The Fourth Industrial Revolution age is beginning to shape how businesses function and leaders need to examine how society and business should fundamentally and structurally adapt in line with today’s vastly changed world. The reality is society is facing more risks today than a few years ago, from security of information to the impact of artificial intelligence (AI) – aka the intelligence shown by machines – on jobs.
It would be reckless for any business not to watch these trends and developments very closely. Over the coming years, the innovation-driven economy will continue to fuel fast-paced change and technological disruption. Every sector – health, communication, production, transportation, insurance etc. – will not only be impacted but will be transformed. This will have huge implications for insurers globally.
Taking health care as an example, CIO.com reports that the AI market is set to experience a compound annual growth rate of 40 percent through 2021, largely because AI has the potential to improve health care outcomes by 30 to 40 percent while simultaneously cutting the costs of treatment in half. The implications for medical aid and health insurance will be fundamental.
And according to prescouter.com, the use of AI to predict the paths of pedestrians and cyclists will decrease traffic accidents and injuries. If this is true, it would have a major impact on car insurance underwriting. So as AI and automation continue to advance, the insurance industry is developing new ways to assess and underwrite risk. There is so much to consider and define for insurers.

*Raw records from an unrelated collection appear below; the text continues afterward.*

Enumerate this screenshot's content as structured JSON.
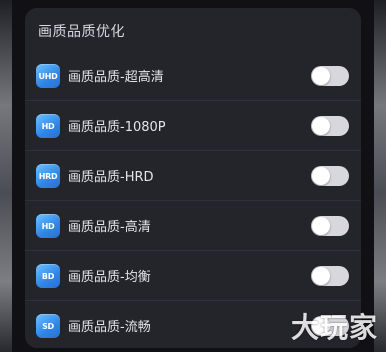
{
  "panel": {
    "title": "画质品质优化"
  },
  "items": [
    {
      "badge_icon": "uhd-badge-icon",
      "badge_text": "UHD",
      "label": "画质品质-超高清",
      "enabled": false
    },
    {
      "badge_icon": "hd-badge-icon",
      "badge_text": "HD",
      "label": "画质品质-1080P",
      "enabled": false
    },
    {
      "badge_icon": "hrd-badge-icon",
      "badge_text": "HRD",
      "label": "画质品质-HRD",
      "enabled": false
    },
    {
      "badge_icon": "hd-badge-icon",
      "badge_text": "HD",
      "label": "画质品质-高清",
      "enabled": false
    },
    {
      "badge_icon": "bd-badge-icon",
      "badge_text": "BD",
      "label": "画质品质-均衡",
      "enabled": false
    },
    {
      "badge_icon": "sd-badge-icon",
      "badge_text": "SD",
      "label": "画质品质-流畅",
      "enabled": false
    }
  ],
  "watermark": "大玩家",
  "colors": {
    "background": "#101015",
    "panel": "#24242b",
    "badge_accent": "#2f86e6",
    "toggle_off": "#d7d7dc"
  }
}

Many of our typical claims of today will change going into the future. For e.g.:
– Who is responsible when a self-driving car accidentally injures someone?
– If surgery is performed by a robot, how will medical insurance change?
– How many jobs will be reduced by automation and how many new jobs and skills will be created by these new technologies?
– How dramatically will workplace risks change as a consequence?
The WEF will also be looking closely at climate change as unpredictable weather patterns and an increase in catastrophes continue to wreak havoc globally. Insurers play a crucial role in rehabilitating communities after a disaster. Going forward, we’ll continue to focus on how to predict and proactively mitigate risks synonymous with weather events. AI could make the prediction side more accurate than we can currently imagine.
Both the public and private sectors will be influenced and are likely to form stronger strategic partnerships in 2019, and beyond, to the benefit of our greater society. With sustainable development a focus for this year, we are likely to see more corporates partnering with the private sector to address issues such as education and the environment. We can also expect to see ESG (Environment, Social and Governance) factors being more overtly prioritised in decision-making, especially given the ubiquity of the climate change conversation.
For South Africa, 2019 is an absolutely pivotal year. The general election will set the tone for the next few years politically but also, crucially, economically. Insurance has a huge role to play in transforming any economy by protecting citizens and businesses from major financial risks. As such, we will be working hard alongside government and other stakeholders to bring about meaningful reforms to invigorate economic growth and ensure insurance is more inclusive going forward.
So while local insurers will dedicate a lot of their time to pivoting into the fourth industrial revolution, we will also expect a landmark year in terms of our country’s future as we help businesses and individuals mitigate their risks for a lasting, positive impact on our country.
Lizé Lambrecht, CEO of Santam, weighs in on the trends that are caused by this in the below opinion piece. Please do not hesitate to contact me if you require anything further.